Victoria University has unveiled a bold plan to place all of its vocational and higher education courses into ‘Block Mode’ by 2022.
The trailblazing education approach, known as The VU Way, sees students study intensively in four-week blocks, rather than doing several different subjects at once, as the centrepiece of the university’s new approach to learning and teaching.
Under The VU Way large, impersonal lectures and passive learning in semester-long units of study are replaced by small groups engaged in block mode learning.
Often used in vocational and sometimes in postgraduate education, this approach has been largely absent in undergraduate higher education in Australia.
The VU Way has already been adopted for all first-year undergraduate higher-education programs at Victoria University and has had a "transformative” impact on learner engagement, student retention and student success. The block mode is being extended to second-year courses in 2019.
Victoria University Vice Chancellor Professor Peter Dawkins describes the The VU Way as the "new way to do uni” and a “future blueprint for universities that provide a combination of vocational and higher-education learning”.
“The Block Mode is a truly student-centric, student-success led model,” Professor Dawkins said.
“It sets VU apart from other institutions.
“It offers a unique and empowering learning experience, which gives our students every chance to succeed on their terms, during and after study.
“By increasing the flexibility with which students can mix and match their units of study, the block enables students to gain vocational or higher education credentials concurrently or in a sequence, in a true cross-university setting.
“The VU Way fulfils our vision of creating opportunity and success for any student from any background,” he said.

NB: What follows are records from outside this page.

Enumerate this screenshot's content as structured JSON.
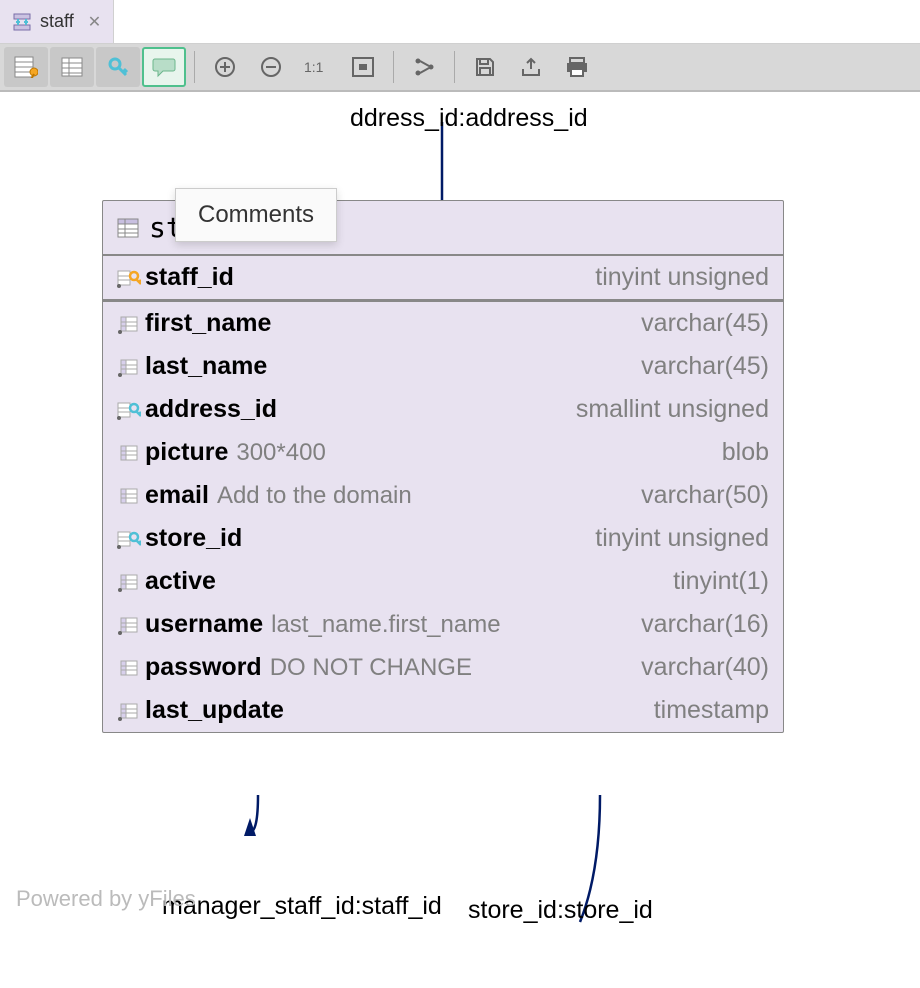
{
  "tab": {
    "label": "staff"
  },
  "tooltip": "Comments",
  "relations": {
    "top": "ddress_id:address_id",
    "bottom_left": "manager_staff_id:staff_id",
    "bottom_right": "store_id:store_id"
  },
  "watermark": "Powered by yFiles",
  "table": {
    "name": "staff",
    "primary_key": {
      "name": "staff_id",
      "type": "tinyint unsigned",
      "icon": "pk"
    },
    "columns": [
      {
        "name": "first_name",
        "type": "varchar(45)",
        "comment": "",
        "icon": "col"
      },
      {
        "name": "last_name",
        "type": "varchar(45)",
        "comment": "",
        "icon": "col"
      },
      {
        "name": "address_id",
        "type": "smallint unsigned",
        "comment": "",
        "icon": "fk"
      },
      {
        "name": "picture",
        "type": "blob",
        "comment": "300*400",
        "icon": "col-nn"
      },
      {
        "name": "email",
        "type": "varchar(50)",
        "comment": "Add to the domain",
        "icon": "col-nn"
      },
      {
        "name": "store_id",
        "type": "tinyint unsigned",
        "comment": "",
        "icon": "fk"
      },
      {
        "name": "active",
        "type": "tinyint(1)",
        "comment": "",
        "icon": "col"
      },
      {
        "name": "username",
        "type": "varchar(16)",
        "comment": "last_name.first_name",
        "icon": "col"
      },
      {
        "name": "password",
        "type": "varchar(40)",
        "comment": "DO NOT CHANGE",
        "icon": "col-nn"
      },
      {
        "name": "last_update",
        "type": "timestamp",
        "comment": "",
        "icon": "col"
      }
    ]
  }
}
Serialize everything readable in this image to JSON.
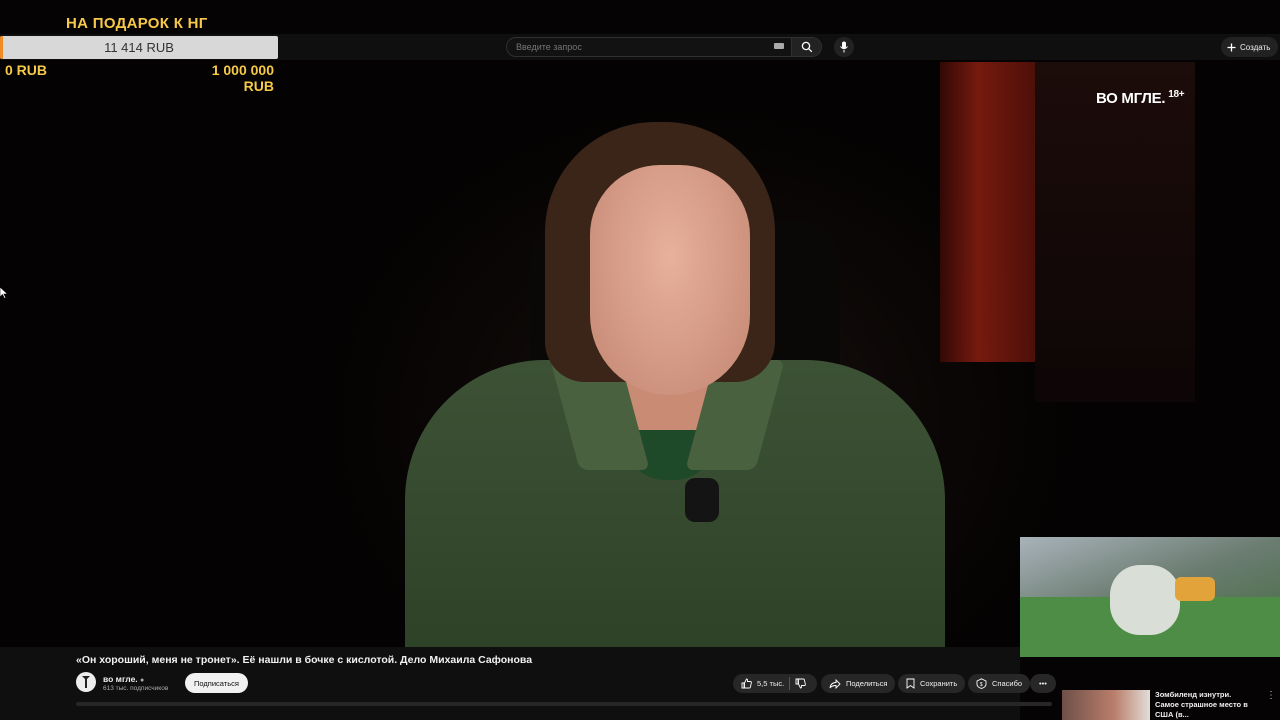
{
  "donation": {
    "title": "НА ПОДАРОК К НГ",
    "current": "11 414 RUB",
    "min": "0 RUB",
    "max": "1 000 000 RUB",
    "progress_fraction": 0.011414,
    "fill_color": "#f08a24",
    "text_color": "#f7c948"
  },
  "topbar": {
    "search_placeholder": "Введите запрос",
    "create_label": "Создать",
    "icons": [
      "keyboard-icon",
      "search-icon",
      "mic-icon",
      "plus-icon"
    ]
  },
  "video": {
    "brand": "ВО МГЛЕ.",
    "rating": "18+",
    "title": "«Он хороший, меня не тронет». Её нашли в бочке с кислотой. Дело Михаила Сафонова"
  },
  "channel": {
    "name": "во мгле.",
    "subscribers": "613 тыс. подписчиков",
    "subscribe_label": "Подписаться"
  },
  "actions": {
    "likes": "5,5 тыс.",
    "share": "Поделиться",
    "save": "Сохранить",
    "thanks": "Спасибо",
    "more": "•••"
  },
  "recommendation": {
    "title": "Зомбиленд изнутри. Самое страшное место в США (в..."
  }
}
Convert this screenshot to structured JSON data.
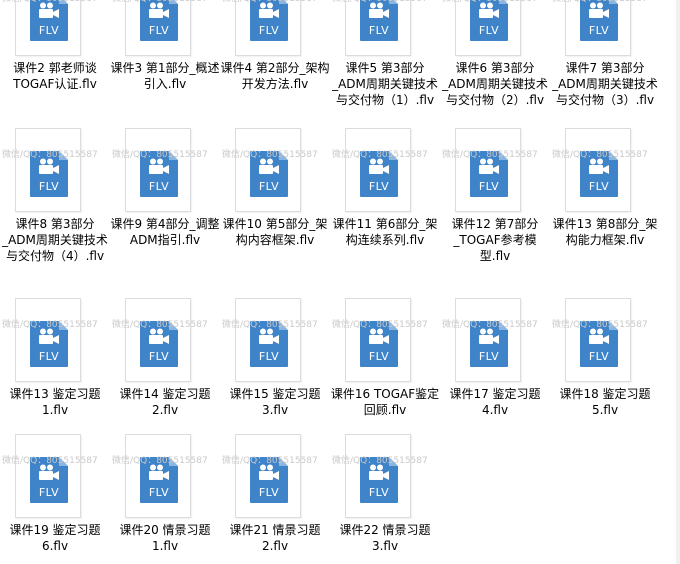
{
  "watermark": "微信/QQ：805515587",
  "ext_label": "FLV",
  "files": [
    {
      "name": "课件2 郭老师谈TOGAF认证.flv"
    },
    {
      "name": "课件3 第1部分_概述引入.flv"
    },
    {
      "name": "课件4 第2部分_架构开发方法.flv"
    },
    {
      "name": "课件5 第3部分_ADM周期关键技术与交付物（1）.flv"
    },
    {
      "name": "课件6 第3部分_ADM周期关键技术与交付物（2）.flv"
    },
    {
      "name": "课件7 第3部分_ADM周期关键技术与交付物（3）.flv"
    },
    {
      "name": "课件8 第3部分_ADM周期关键技术与交付物（4）.flv"
    },
    {
      "name": "课件9 第4部分_调整ADM指引.flv"
    },
    {
      "name": "课件10 第5部分_架构内容框架.flv"
    },
    {
      "name": "课件11 第6部分_架构连续系列.flv"
    },
    {
      "name": "课件12 第7部分_TOGAF参考模型.flv"
    },
    {
      "name": "课件13 第8部分_架构能力框架.flv"
    },
    {
      "name": "课件13 鉴定习题1.flv"
    },
    {
      "name": "课件14 鉴定习题2.flv"
    },
    {
      "name": "课件15 鉴定习题3.flv"
    },
    {
      "name": "课件16 TOGAF鉴定回顾.flv"
    },
    {
      "name": "课件17 鉴定习题4.flv"
    },
    {
      "name": "课件18 鉴定习题5.flv"
    },
    {
      "name": "课件19 鉴定习题6.flv"
    },
    {
      "name": "课件20 情景习题1.flv"
    },
    {
      "name": "课件21 情景习题2.flv"
    },
    {
      "name": "课件22 情景习题3.flv"
    }
  ]
}
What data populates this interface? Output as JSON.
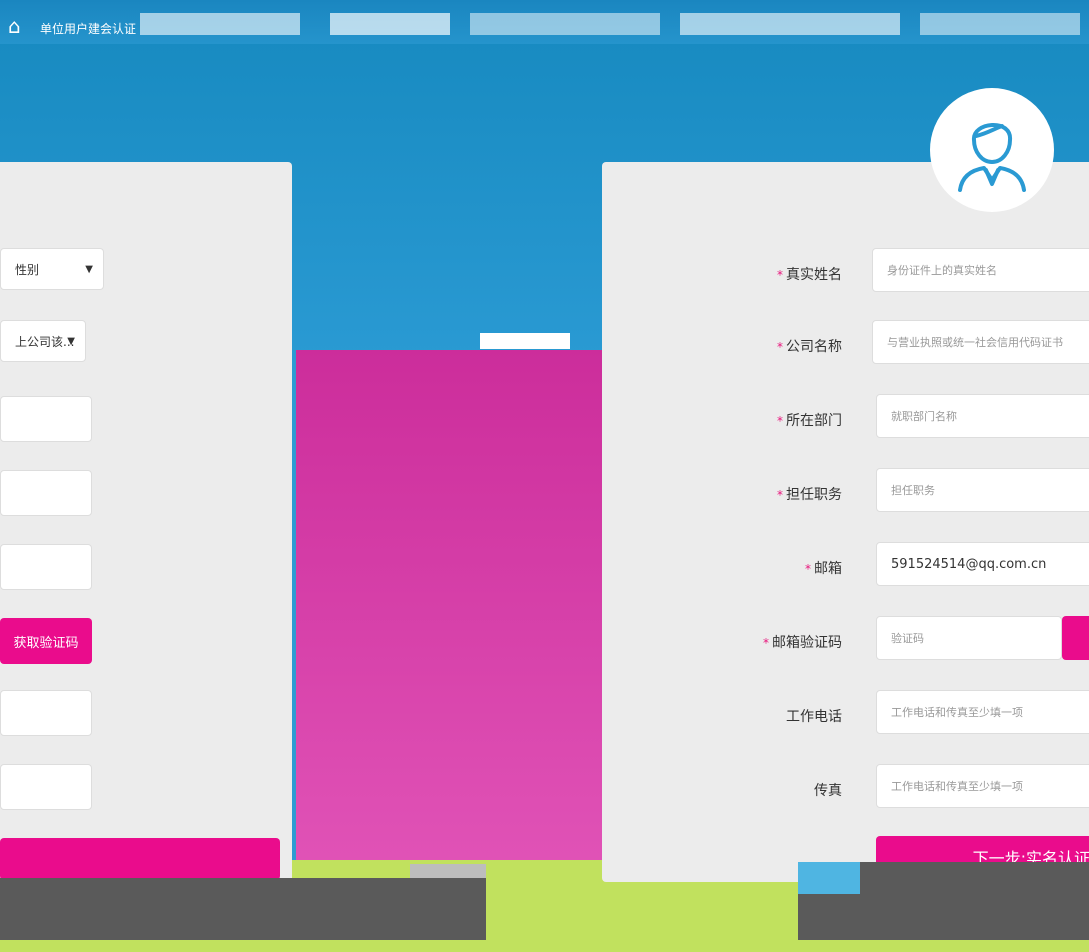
{
  "header": {
    "title": "单位用户建会认证"
  },
  "left_form": {
    "gender_select": "性别",
    "company_select": "上公司该...",
    "code_button": "获取验证码"
  },
  "right_form": {
    "fields": [
      {
        "label": "真实姓名",
        "required": true,
        "value": "",
        "placeholder": "身份证件上的真实姓名"
      },
      {
        "label": "公司名称",
        "required": true,
        "value": "",
        "placeholder": "与营业执照或统一社会信用代码证书"
      },
      {
        "label": "所在部门",
        "required": true,
        "value": "",
        "placeholder": "就职部门名称"
      },
      {
        "label": "担任职务",
        "required": true,
        "value": "",
        "placeholder": "担任职务"
      },
      {
        "label": "邮箱",
        "required": true,
        "value": "591524514@qq.com.cn",
        "placeholder": ""
      },
      {
        "label": "邮箱验证码",
        "required": true,
        "value": "",
        "placeholder": "验证码"
      },
      {
        "label": "工作电话",
        "required": false,
        "value": "",
        "placeholder": "工作电话和传真至少填一项"
      },
      {
        "label": "传真",
        "required": false,
        "value": "",
        "placeholder": "工作电话和传真至少填一项"
      }
    ],
    "next_button": "下一步:实名认证"
  },
  "colors": {
    "accent": "#ea0c8c",
    "header_bg": "#1689bf",
    "panel_bg": "#ececec"
  },
  "icons": {
    "avatar": "user-avatar-icon",
    "logo": "logo-icon"
  }
}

There are early promising signs that student engagement and student success at VU are being positively and significantly impacted by the new mode of teaching.
Using equivalent standards and, in some cases, identical assessment items, comparative data between 2017 (pre-block mode) and 2018 when the block mode was introduced show the following improvements:
- Overall pass rates were up 7.9 percentage points to 83.9%
- Students receiving Distinction grades jumped 6.8 points to 26.7%, while High Distinctions jumped 6.6 points to 22.2%
- Pass rates for students from low socio-economic status backgrounds were up 15.3 points to 81.9%, with High Distinctions were up by 8.6 points to 18.7%
- Pass rates for Indigenous and Torres Strait Islander students were up 19 points to 79%, while High Distinctions were up 11.9 points to 23.3%
- Pass rates for students from non-English-speaking backgrounds were up 14.7 points to 82.1%, while High Distinctions were up 6.8 points to 15.6%
Victoria University was also one of only two institutions in Victoria to increase overall 2019 offers by two per cent, compared to a sector average of minus 10 per cent.
“It took less than nine months to plan, design and implement the Block Mode at Victoria University,” Professor Dawkins said.
"Interestingly, it took us a similar amount of time to decide that we would extend the block to second year courses and indeed all courses by 2022 as part of our new education plan, The VU Way.
“The positive results attributed to the block have so far exceeded our expectations and suggest that the University is on a winner.” ENDS
The VU Way is a document that outlines the rationale, impact and advantages of the Block Mode and engaged learning.
For interviews with Professor Peter Dawkins, Vice-Chancellor Victoria University, contact:
Ann Marie Angebrandt, External Media (contact details above)
or Francesca Trimboli, Acting Director Media and Content, [email protected], Mobile: +61 406 102 172